The answer must repeat every record exactly, with no pictures in it.

(Excerpts from an interface dataset)
- Opening Delimiter -

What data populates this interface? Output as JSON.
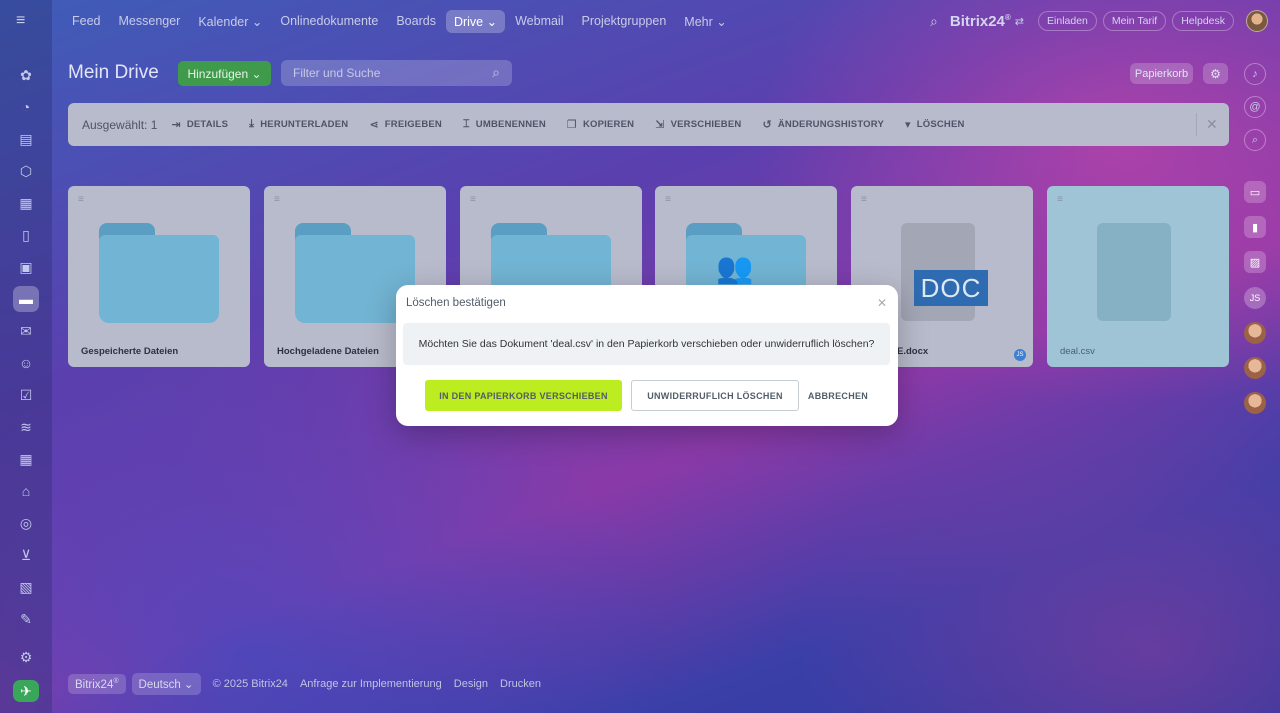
{
  "nav": {
    "items": [
      "Feed",
      "Messenger",
      "Kalender",
      "Onlinedokumente",
      "Boards",
      "Drive",
      "Webmail",
      "Projektgruppen",
      "Mehr"
    ],
    "active": "Drive"
  },
  "topright": {
    "logo": "Bitrix24",
    "logo_mark": "®",
    "buttons": [
      "Einladen",
      "Mein Tarif",
      "Helpdesk"
    ]
  },
  "header": {
    "title": "Mein Drive",
    "add_label": "Hinzufügen",
    "search_placeholder": "Filter und Suche",
    "trash_label": "Papierkorb"
  },
  "actionbar": {
    "selected": "Ausgewählt: 1",
    "actions": [
      {
        "label": "DETAILS",
        "icon": "details-icon"
      },
      {
        "label": "HERUNTERLADEN",
        "icon": "download-icon"
      },
      {
        "label": "FREIGEBEN",
        "icon": "share-icon"
      },
      {
        "label": "UMBENENNEN",
        "icon": "rename-icon"
      },
      {
        "label": "KOPIEREN",
        "icon": "copy-icon"
      },
      {
        "label": "VERSCHIEBEN",
        "icon": "move-icon"
      },
      {
        "label": "ÄNDERUNGSHISTORY",
        "icon": "history-icon"
      },
      {
        "label": "LÖSCHEN",
        "icon": "trash-icon"
      }
    ]
  },
  "tiles": [
    {
      "name": "Gespeicherte Dateien",
      "type": "folder"
    },
    {
      "name": "Hochgeladene Dateien",
      "type": "folder"
    },
    {
      "name": "",
      "type": "folder"
    },
    {
      "name": "",
      "type": "shared-folder"
    },
    {
      "name": "E.docx",
      "type": "doc",
      "doc_label": "DOC",
      "badge": "JS"
    },
    {
      "name": "deal.csv",
      "type": "csv",
      "selected": true
    }
  ],
  "footer": {
    "brand": "Bitrix24",
    "brand_mark": "®",
    "language": "Deutsch",
    "copyright": "© 2025 Bitrix24",
    "links": [
      "Anfrage zur Implementierung",
      "Design",
      "Drucken"
    ]
  },
  "modal": {
    "title": "Löschen bestätigen",
    "message": "Möchten Sie das Dokument 'deal.csv' in den Papierkorb verschieben oder unwiderruflich löschen?",
    "move_label": "IN DEN PAPIERKORB VERSCHIEBEN",
    "delete_label": "UNWIDERRUFLICH LÖSCHEN",
    "cancel_label": "ABBRECHEN"
  },
  "rail": {
    "initials": "JS"
  },
  "colors": {
    "accent_green": "#bbed21",
    "add_button": "#3f9a4c",
    "doc_blue": "#2f6bb0"
  }
}
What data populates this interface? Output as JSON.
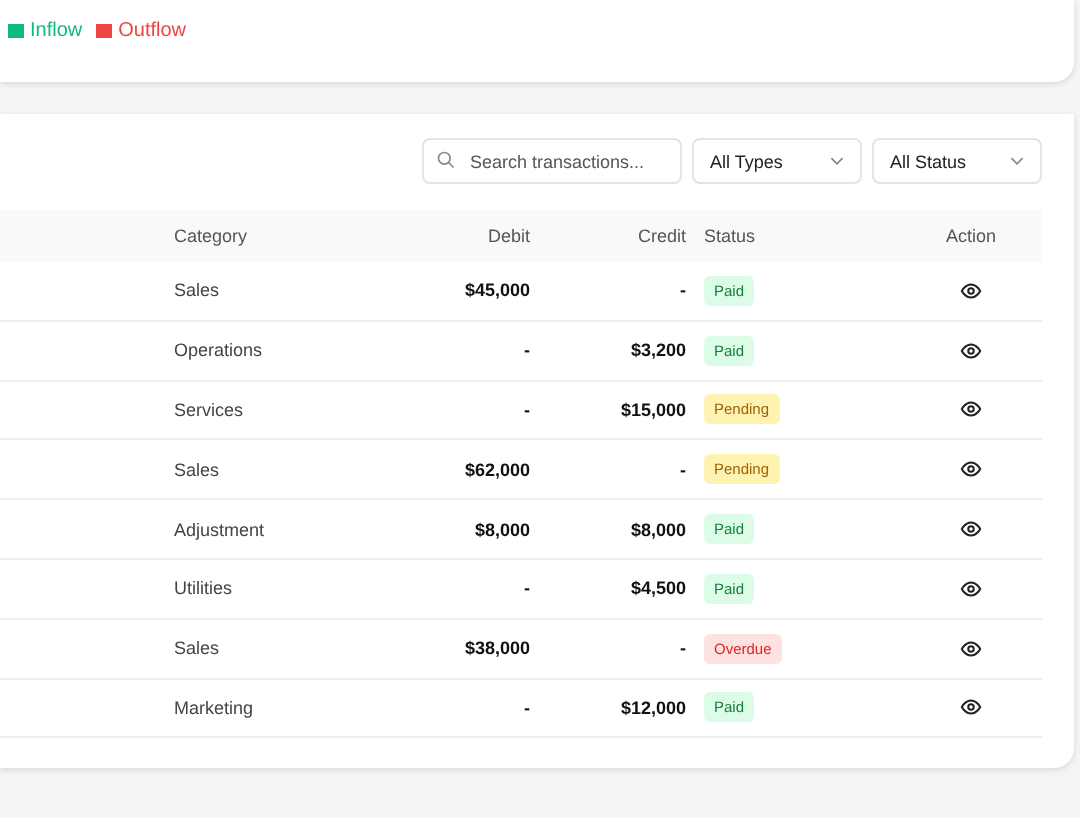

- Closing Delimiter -

RESULT OF THE EXERCISE.
What data populates this interface? Output as JSON.
{
  "nav": {
    "items": [
      "Feed",
      "Messenger",
      "Kalender",
      "Onlinedokumente",
      "Boards",
      "Drive",
      "Webmail",
      "Projektgruppen",
      "Mehr"
    ],
    "active": "Drive"
  },
  "topright": {
    "logo": "Bitrix24",
    "logo_mark": "®",
    "buttons": [
      "Einladen",
      "Mein Tarif",
      "Helpdesk"
    ]
  },
  "header": {
    "title": "Mein Drive",
    "add_label": "Hinzufügen",
    "search_placeholder": "Filter und Suche",
    "trash_label": "Papierkorb"
  },
  "actionbar": {
    "selected": "Ausgewählt: 1",
    "actions": [
      {
        "label": "DETAILS",
        "icon": "details-icon"
      },
      {
        "label": "HERUNTERLADEN",
        "icon": "download-icon"
      },
      {
        "label": "FREIGEBEN",
        "icon": "share-icon"
      },
      {
        "label": "UMBENENNEN",
        "icon": "rename-icon"
      },
      {
        "label": "KOPIEREN",
        "icon": "copy-icon"
      },
      {
        "label": "VERSCHIEBEN",
        "icon": "move-icon"
      },
      {
        "label": "ÄNDERUNGSHISTORY",
        "icon": "history-icon"
      },
      {
        "label": "LÖSCHEN",
        "icon": "trash-icon"
      }
    ]
  },
  "tiles": [
    {
      "name": "Gespeicherte Dateien",
      "type": "folder"
    },
    {
      "name": "Hochgeladene Dateien",
      "type": "folder"
    },
    {
      "name": "",
      "type": "folder"
    },
    {
      "name": "",
      "type": "shared-folder"
    },
    {
      "name": "E.docx",
      "type": "doc",
      "doc_label": "DOC",
      "badge": "JS"
    },
    {
      "name": "deal.csv",
      "type": "csv",
      "selected": true
    }
  ],
  "footer": {
    "brand": "Bitrix24",
    "brand_mark": "®",
    "language": "Deutsch",
    "copyright": "© 2025 Bitrix24",
    "links": [
      "Anfrage zur Implementierung",
      "Design",
      "Drucken"
    ]
  },
  "modal": {
    "title": "Löschen bestätigen",
    "message": "Möchten Sie das Dokument 'deal.csv' in den Papierkorb verschieben oder unwiderruflich löschen?",
    "move_label": "IN DEN PAPIERKORB VERSCHIEBEN",
    "delete_label": "UNWIDERRUFLICH LÖSCHEN",
    "cancel_label": "ABBRECHEN"
  },
  "rail": {
    "initials": "JS"
  },
  "colors": {
    "accent_green": "#bbed21",
    "add_button": "#3f9a4c",
    "doc_blue": "#2f6bb0"
  }
}
What data populates this interface? Output as JSON.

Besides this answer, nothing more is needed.